THE PROBLEM:
Could you set down the listing below exactly, leaving out its pictures?

PROVIDED ENTRIES:
----------

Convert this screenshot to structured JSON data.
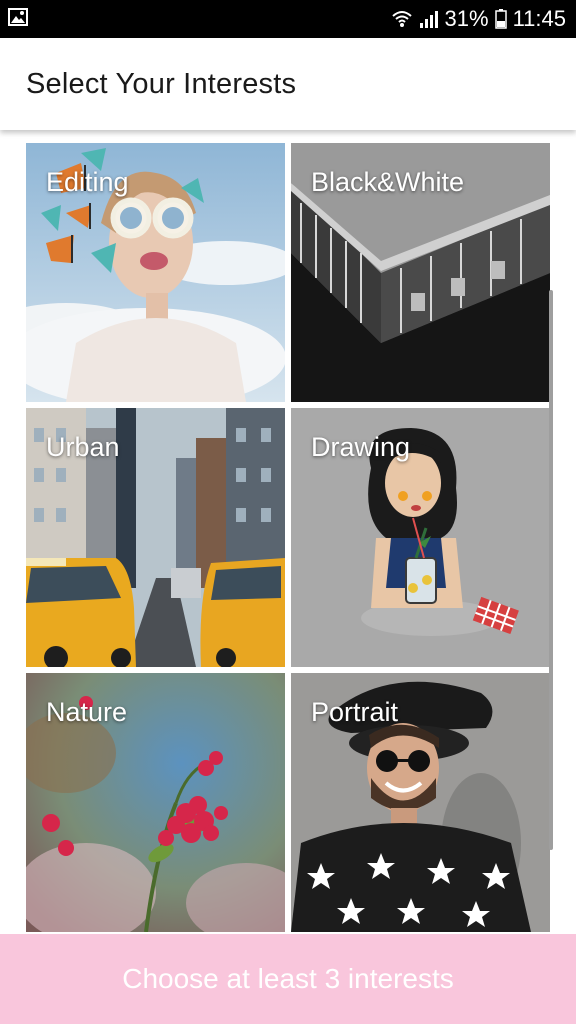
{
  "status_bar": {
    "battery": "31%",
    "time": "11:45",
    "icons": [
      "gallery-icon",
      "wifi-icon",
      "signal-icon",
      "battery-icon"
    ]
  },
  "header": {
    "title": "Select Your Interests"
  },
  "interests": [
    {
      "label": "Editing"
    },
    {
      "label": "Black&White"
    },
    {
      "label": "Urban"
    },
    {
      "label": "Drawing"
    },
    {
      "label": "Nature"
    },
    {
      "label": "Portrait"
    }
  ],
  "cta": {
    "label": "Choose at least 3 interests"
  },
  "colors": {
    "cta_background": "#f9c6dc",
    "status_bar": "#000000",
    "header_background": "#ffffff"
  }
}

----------

YOUR SOLUTION:
Convert this screenshot to structured JSON data.
{
  "status_bar": {
    "battery": "31%",
    "time": "11:45",
    "icons": [
      "gallery-icon",
      "wifi-icon",
      "signal-icon",
      "battery-icon"
    ]
  },
  "header": {
    "title": "Select Your Interests"
  },
  "interests": [
    {
      "label": "Editing"
    },
    {
      "label": "Black&White"
    },
    {
      "label": "Urban"
    },
    {
      "label": "Drawing"
    },
    {
      "label": "Nature"
    },
    {
      "label": "Portrait"
    }
  ],
  "cta": {
    "label": "Choose at least 3 interests"
  },
  "colors": {
    "cta_background": "#f9c6dc",
    "status_bar": "#000000",
    "header_background": "#ffffff"
  }
}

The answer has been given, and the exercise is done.